- **Information provided**
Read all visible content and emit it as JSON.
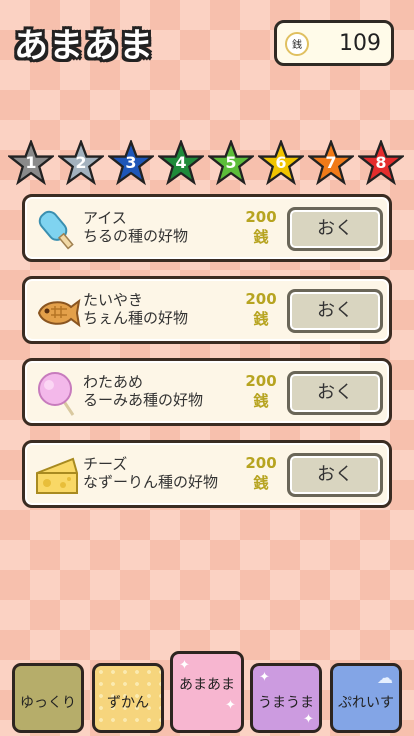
{
  "header": {
    "title": "あまあま",
    "currency_icon": "銭",
    "money": "109"
  },
  "stars": [
    {
      "label": "1",
      "color": "#8a8a8a"
    },
    {
      "label": "2",
      "color": "#a3b1bd"
    },
    {
      "label": "3",
      "color": "#1e56b8"
    },
    {
      "label": "4",
      "color": "#1f8a3a"
    },
    {
      "label": "5",
      "color": "#5cbd3a"
    },
    {
      "label": "6",
      "color": "#f0c400"
    },
    {
      "label": "7",
      "color": "#f07a18"
    },
    {
      "label": "8",
      "color": "#e42c2c"
    }
  ],
  "items": [
    {
      "name": "アイス",
      "desc": "ちるの種の好物",
      "price": "200",
      "currency": "銭",
      "button": "おく",
      "icon": "ice-pop-icon"
    },
    {
      "name": "たいやき",
      "desc": "ちぇん種の好物",
      "price": "200",
      "currency": "銭",
      "button": "おく",
      "icon": "taiyaki-icon"
    },
    {
      "name": "わたあめ",
      "desc": "るーみあ種の好物",
      "price": "200",
      "currency": "銭",
      "button": "おく",
      "icon": "cotton-candy-icon"
    },
    {
      "name": "チーズ",
      "desc": "なずーりん種の好物",
      "price": "200",
      "currency": "銭",
      "button": "おく",
      "icon": "cheese-icon"
    }
  ],
  "tabs": [
    {
      "label": "ゆっくり"
    },
    {
      "label": "ずかん"
    },
    {
      "label": "あまあま"
    },
    {
      "label": "うまうま"
    },
    {
      "label": "ぷれいす"
    }
  ]
}
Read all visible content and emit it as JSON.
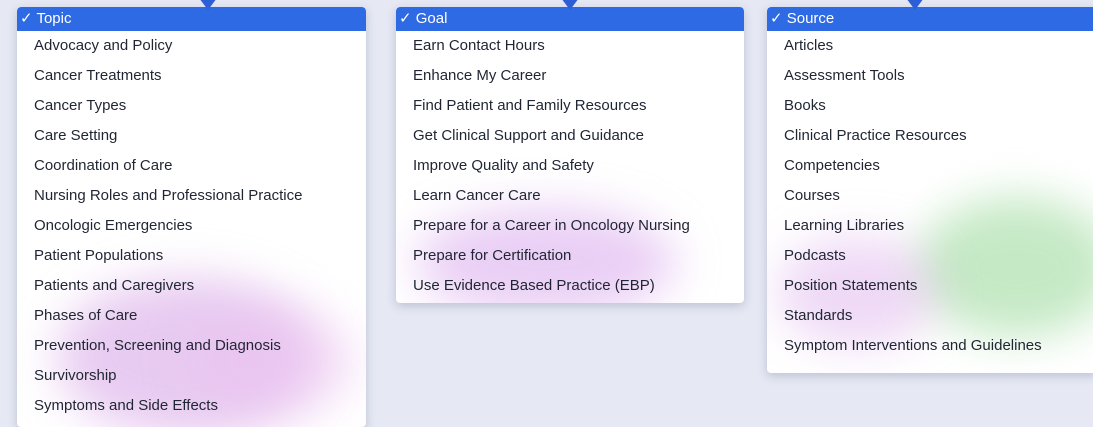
{
  "filters": [
    {
      "id": "topic",
      "header": "✓ Topic",
      "items": [
        "Advocacy and Policy",
        "Cancer Treatments",
        "Cancer Types",
        "Care Setting",
        "Coordination of Care",
        "Nursing Roles and Professional Practice",
        "Oncologic Emergencies",
        "Patient Populations",
        "Patients and Caregivers",
        "Phases of Care",
        "Prevention, Screening and Diagnosis",
        "Survivorship",
        "Symptoms and Side Effects"
      ]
    },
    {
      "id": "goal",
      "header": "✓ Goal",
      "items": [
        "Earn Contact Hours",
        "Enhance My Career",
        "Find Patient and Family Resources",
        "Get Clinical Support and Guidance",
        "Improve Quality and Safety",
        "Learn Cancer Care",
        "Prepare for a Career in Oncology Nursing",
        "Prepare for Certification",
        "Use Evidence Based Practice (EBP)"
      ]
    },
    {
      "id": "source",
      "header": "✓ Source",
      "items": [
        "Articles",
        "Assessment Tools",
        "Books",
        "Clinical Practice Resources",
        "Competencies",
        "Courses",
        "Learning Libraries",
        "Podcasts",
        "Position Statements",
        "Standards",
        "Symptom Interventions and Guidelines"
      ]
    }
  ],
  "colors": {
    "background": "#e6e9f4",
    "header": "#2e6ae3",
    "pointer": "#2c5fd6",
    "text": "#1f2533"
  }
}
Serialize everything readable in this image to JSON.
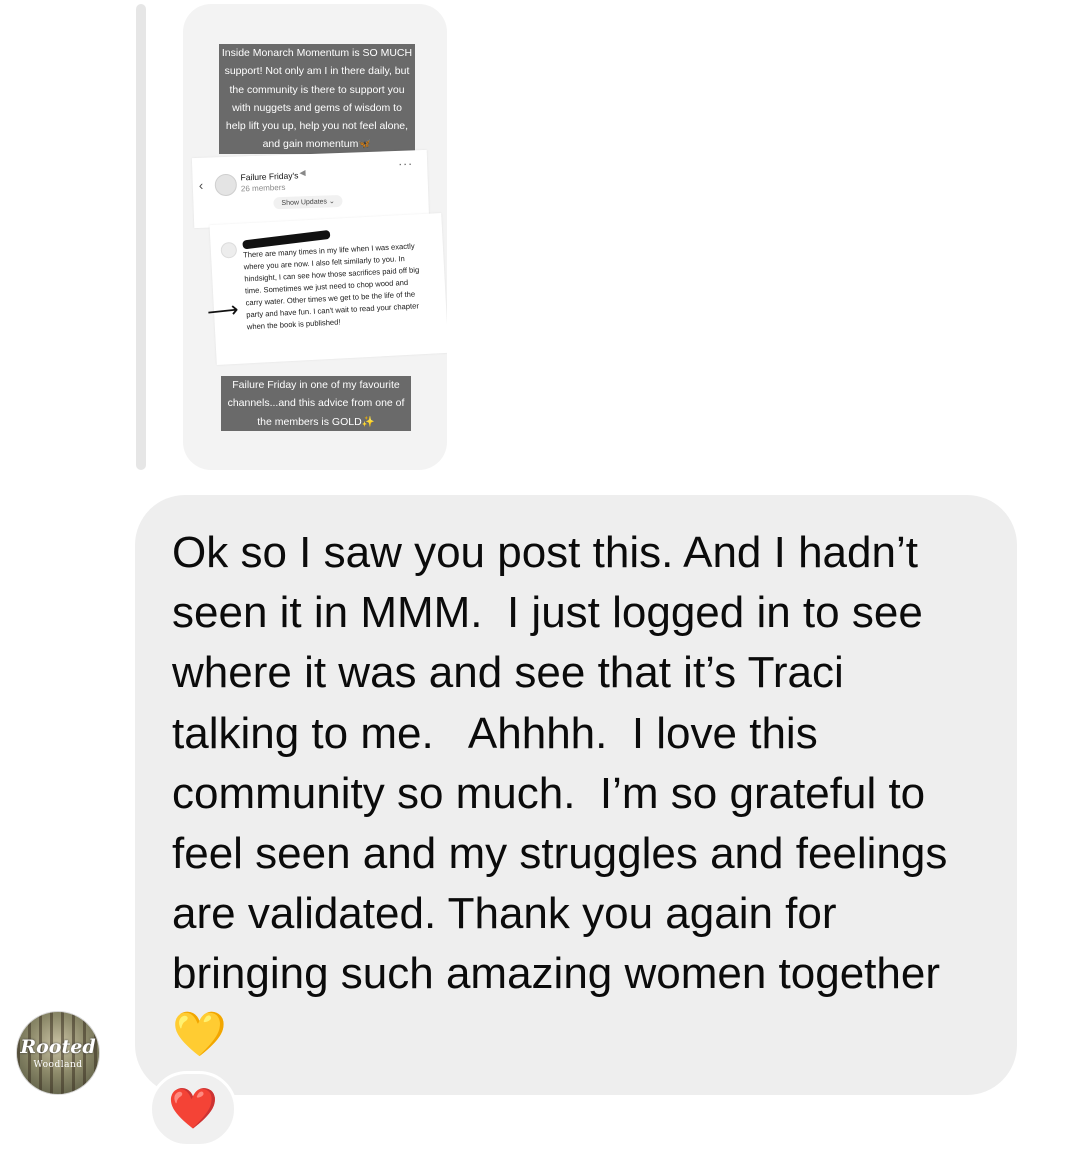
{
  "story": {
    "caption_top": "Inside Monarch Momentum is SO MUCH support! Not only am I in there daily, but the community is there to support you with nuggets and gems of wisdom to help lift you up, help you not feel alone, and gain momentum🦋",
    "group_name": "Failure Friday's",
    "group_members": "26 members",
    "show_updates": "Show Updates ⌄",
    "comment_text": "There are many times in my life when I was exactly where you are now. I also felt similarly to you. In hindsight, I can see how those sacrifices paid off big time. Sometimes we just need to chop wood and carry water. Other times we get to be the life of the party and have fun. I can't wait to read your chapter when the book is published!",
    "caption_bottom": "Failure Friday in one of my favourite channels...and this advice from one of the members is GOLD✨"
  },
  "message": {
    "text": "Ok so I saw you post this. And I hadn’t seen it in MMM.  I just logged in to see where it was and see that it’s Traci talking to me.   Ahhhh.  I love this community so much.  I’m so grateful to feel seen and my struggles and feelings are validated. Thank you again for bringing such amazing women together 💛"
  },
  "sender_avatar": {
    "title": "Rooted",
    "subtitle": "Woodland"
  },
  "reaction": {
    "emoji": "❤️"
  },
  "icons": {
    "back": "chevron-left-icon",
    "speaker": "speaker-icon",
    "more": "more-dots-icon",
    "arrow": "arrow-right-icon"
  }
}
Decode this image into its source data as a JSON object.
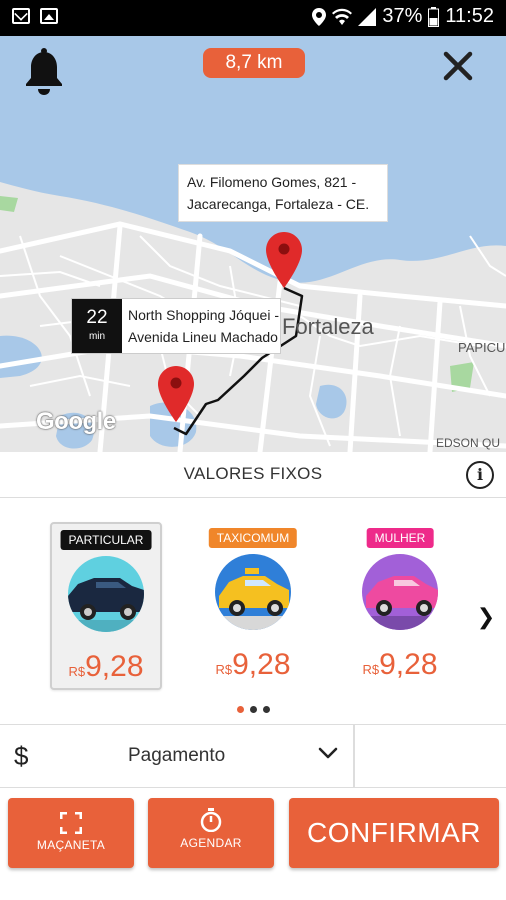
{
  "status_bar": {
    "battery_percent": "37%",
    "time": "11:52",
    "left_icons": [
      "mail-icon",
      "image-icon"
    ],
    "right_icons": [
      "location-icon",
      "wifi-icon",
      "signal-icon",
      "battery-icon"
    ]
  },
  "map": {
    "distance": "8,7 km",
    "destination_address": "Av. Filomeno Gomes, 821 - Jacarecanga, Fortaleza - CE.",
    "origin_eta_value": "22",
    "origin_eta_unit": "min",
    "origin_address_line1": "North Shopping Jóquei -",
    "origin_address_line2": "Avenida Lineu Machado -",
    "city_label": "Fortaleza",
    "neighborhood_label_1": "PAPICU",
    "neighborhood_label_2": "EDSON QU",
    "attribution": "Google",
    "colors": {
      "water": "#a8c8e8",
      "land": "#e6e6e6",
      "road": "#ffffff",
      "pin": "#e02a2a",
      "route": "#000000"
    }
  },
  "fixed_prices": {
    "title": "VALORES FIXOS",
    "info_icon": "info-icon"
  },
  "options": [
    {
      "tag": "PARTICULAR",
      "tag_color": "#111111",
      "currency": "R$",
      "price": "9,28",
      "selected": true,
      "image": "dark-car",
      "circle_color": "#5fd0e0"
    },
    {
      "tag": "TAXICOMUM",
      "tag_color": "#f0862a",
      "currency": "R$",
      "price": "9,28",
      "selected": false,
      "image": "yellow-taxi",
      "circle_color": "#2f7fd8"
    },
    {
      "tag": "MULHER",
      "tag_color": "#ee2a8a",
      "currency": "R$",
      "price": "9,28",
      "selected": false,
      "image": "pink-car",
      "circle_color": "#a260d8"
    }
  ],
  "carousel": {
    "pages": 3,
    "active": 0
  },
  "payment": {
    "icon": "dollar-icon",
    "symbol": "$",
    "label": "Pagamento"
  },
  "actions": {
    "door_label": "MAÇANETA",
    "schedule_label": "AGENDAR",
    "confirm_label": "CONFIRMAR"
  },
  "accent_color": "#e8613a"
}
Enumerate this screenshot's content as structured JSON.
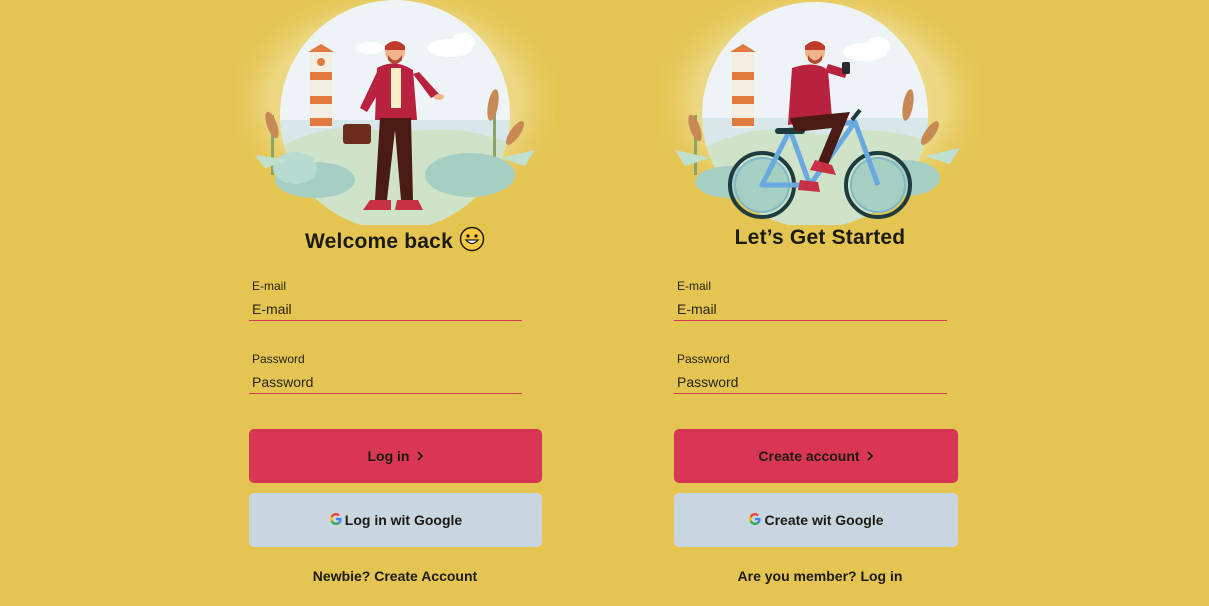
{
  "login": {
    "title": "Welcome back",
    "title_emoji_icon": "grinning-face-icon",
    "email_label": "E-mail",
    "email_placeholder": "E-mail",
    "password_label": "Password",
    "password_placeholder": "Password",
    "submit_label": "Log in",
    "google_label": "Log in wit Google",
    "switch_label": "Newbie? Create Account"
  },
  "signup": {
    "title": "Let’s Get Started",
    "email_label": "E-mail",
    "email_placeholder": "E-mail",
    "password_label": "Password",
    "password_placeholder": "Password",
    "submit_label": "Create account",
    "google_label": "Create wit Google",
    "switch_label": "Are you member? Log in"
  },
  "icons": {
    "submit_chevron": "chevron-right-icon",
    "google": "google-logo-icon"
  },
  "colors": {
    "background": "#e4c552",
    "primary_button": "#d93655",
    "google_button": "#c9d6e0",
    "input_underline": "#d23a55",
    "text": "#1d1a12"
  }
}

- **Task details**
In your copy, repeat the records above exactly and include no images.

- **Answer to this task**
Read all visible content and emit it as JSON.
{
  "header": {
    "title": "あまあま",
    "currency_icon": "銭",
    "money": "109"
  },
  "stars": [
    {
      "label": "1",
      "color": "#8a8a8a"
    },
    {
      "label": "2",
      "color": "#a3b1bd"
    },
    {
      "label": "3",
      "color": "#1e56b8"
    },
    {
      "label": "4",
      "color": "#1f8a3a"
    },
    {
      "label": "5",
      "color": "#5cbd3a"
    },
    {
      "label": "6",
      "color": "#f0c400"
    },
    {
      "label": "7",
      "color": "#f07a18"
    },
    {
      "label": "8",
      "color": "#e42c2c"
    }
  ],
  "items": [
    {
      "name": "アイス",
      "desc": "ちるの種の好物",
      "price": "200",
      "currency": "銭",
      "button": "おく",
      "icon": "ice-pop-icon"
    },
    {
      "name": "たいやき",
      "desc": "ちぇん種の好物",
      "price": "200",
      "currency": "銭",
      "button": "おく",
      "icon": "taiyaki-icon"
    },
    {
      "name": "わたあめ",
      "desc": "るーみあ種の好物",
      "price": "200",
      "currency": "銭",
      "button": "おく",
      "icon": "cotton-candy-icon"
    },
    {
      "name": "チーズ",
      "desc": "なずーりん種の好物",
      "price": "200",
      "currency": "銭",
      "button": "おく",
      "icon": "cheese-icon"
    }
  ],
  "tabs": [
    {
      "label": "ゆっくり"
    },
    {
      "label": "ずかん"
    },
    {
      "label": "あまあま"
    },
    {
      "label": "うまうま"
    },
    {
      "label": "ぷれいす"
    }
  ]
}
Read all visible content and emit it as JSON.
{
  "filters": [
    {
      "id": "topic",
      "header": "✓ Topic",
      "items": [
        "Advocacy and Policy",
        "Cancer Treatments",
        "Cancer Types",
        "Care Setting",
        "Coordination of Care",
        "Nursing Roles and Professional Practice",
        "Oncologic Emergencies",
        "Patient Populations",
        "Patients and Caregivers",
        "Phases of Care",
        "Prevention, Screening and Diagnosis",
        "Survivorship",
        "Symptoms and Side Effects"
      ]
    },
    {
      "id": "goal",
      "header": "✓ Goal",
      "items": [
        "Earn Contact Hours",
        "Enhance My Career",
        "Find Patient and Family Resources",
        "Get Clinical Support and Guidance",
        "Improve Quality and Safety",
        "Learn Cancer Care",
        "Prepare for a Career in Oncology Nursing",
        "Prepare for Certification",
        "Use Evidence Based Practice (EBP)"
      ]
    },
    {
      "id": "source",
      "header": "✓ Source",
      "items": [
        "Articles",
        "Assessment Tools",
        "Books",
        "Clinical Practice Resources",
        "Competencies",
        "Courses",
        "Learning Libraries",
        "Podcasts",
        "Position Statements",
        "Standards",
        "Symptom Interventions and Guidelines"
      ]
    }
  ],
  "colors": {
    "background": "#e6e9f4",
    "header": "#2e6ae3",
    "pointer": "#2c5fd6",
    "text": "#1f2533"
  }
}
Serialize everything readable in this image to JSON.
{
  "story": {
    "caption_top": "Inside Monarch Momentum is SO MUCH support! Not only am I in there daily, but the community is there to support you with nuggets and gems of wisdom to help lift you up, help you not feel alone, and gain momentum🦋",
    "group_name": "Failure Friday's",
    "group_members": "26 members",
    "show_updates": "Show Updates ⌄",
    "comment_text": "There are many times in my life when I was exactly where you are now. I also felt similarly to you. In hindsight, I can see how those sacrifices paid off big time. Sometimes we just need to chop wood and carry water. Other times we get to be the life of the party and have fun. I can't wait to read your chapter when the book is published!",
    "caption_bottom": "Failure Friday in one of my favourite channels...and this advice from one of the members is GOLD✨"
  },
  "message": {
    "text": "Ok so I saw you post this. And I hadn’t seen it in MMM.  I just logged in to see where it was and see that it’s Traci talking to me.   Ahhhh.  I love this community so much.  I’m so grateful to feel seen and my struggles and feelings are validated. Thank you again for bringing such amazing women together 💛"
  },
  "sender_avatar": {
    "title": "Rooted",
    "subtitle": "Woodland"
  },
  "reaction": {
    "emoji": "❤️"
  },
  "icons": {
    "back": "chevron-left-icon",
    "speaker": "speaker-icon",
    "more": "more-dots-icon",
    "arrow": "arrow-right-icon"
  }
}
Decode this image into its source data as a JSON object.
{
  "status_bar": {
    "battery_percent": "37%",
    "time": "11:52",
    "left_icons": [
      "mail-icon",
      "image-icon"
    ],
    "right_icons": [
      "location-icon",
      "wifi-icon",
      "signal-icon",
      "battery-icon"
    ]
  },
  "map": {
    "distance": "8,7 km",
    "destination_address": "Av. Filomeno Gomes, 821 - Jacarecanga, Fortaleza - CE.",
    "origin_eta_value": "22",
    "origin_eta_unit": "min",
    "origin_address_line1": "North Shopping Jóquei -",
    "origin_address_line2": "Avenida Lineu Machado -",
    "city_label": "Fortaleza",
    "neighborhood_label_1": "PAPICU",
    "neighborhood_label_2": "EDSON QU",
    "attribution": "Google",
    "colors": {
      "water": "#a8c8e8",
      "land": "#e6e6e6",
      "road": "#ffffff",
      "pin": "#e02a2a",
      "route": "#000000"
    }
  },
  "fixed_prices": {
    "title": "VALORES FIXOS",
    "info_icon": "info-icon"
  },
  "options": [
    {
      "tag": "PARTICULAR",
      "tag_color": "#111111",
      "currency": "R$",
      "price": "9,28",
      "selected": true,
      "image": "dark-car",
      "circle_color": "#5fd0e0"
    },
    {
      "tag": "TAXICOMUM",
      "tag_color": "#f0862a",
      "currency": "R$",
      "price": "9,28",
      "selected": false,
      "image": "yellow-taxi",
      "circle_color": "#2f7fd8"
    },
    {
      "tag": "MULHER",
      "tag_color": "#ee2a8a",
      "currency": "R$",
      "price": "9,28",
      "selected": false,
      "image": "pink-car",
      "circle_color": "#a260d8"
    }
  ],
  "carousel": {
    "pages": 3,
    "active": 0
  },
  "payment": {
    "icon": "dollar-icon",
    "symbol": "$",
    "label": "Pagamento"
  },
  "actions": {
    "door_label": "MAÇANETA",
    "schedule_label": "AGENDAR",
    "confirm_label": "CONFIRMAR"
  },
  "accent_color": "#e8613a"
}
Enumerate this screenshot's content as structured JSON.
{
  "login": {
    "title": "Welcome back",
    "title_emoji_icon": "grinning-face-icon",
    "email_label": "E-mail",
    "email_placeholder": "E-mail",
    "password_label": "Password",
    "password_placeholder": "Password",
    "submit_label": "Log in",
    "google_label": "Log in wit Google",
    "switch_label": "Newbie? Create Account"
  },
  "signup": {
    "title": "Let’s Get Started",
    "email_label": "E-mail",
    "email_placeholder": "E-mail",
    "password_label": "Password",
    "password_placeholder": "Password",
    "submit_label": "Create account",
    "google_label": "Create wit Google",
    "switch_label": "Are you member? Log in"
  },
  "icons": {
    "submit_chevron": "chevron-right-icon",
    "google": "google-logo-icon"
  },
  "colors": {
    "background": "#e4c552",
    "primary_button": "#d93655",
    "google_button": "#c9d6e0",
    "input_underline": "#d23a55",
    "text": "#1d1a12"
  }
}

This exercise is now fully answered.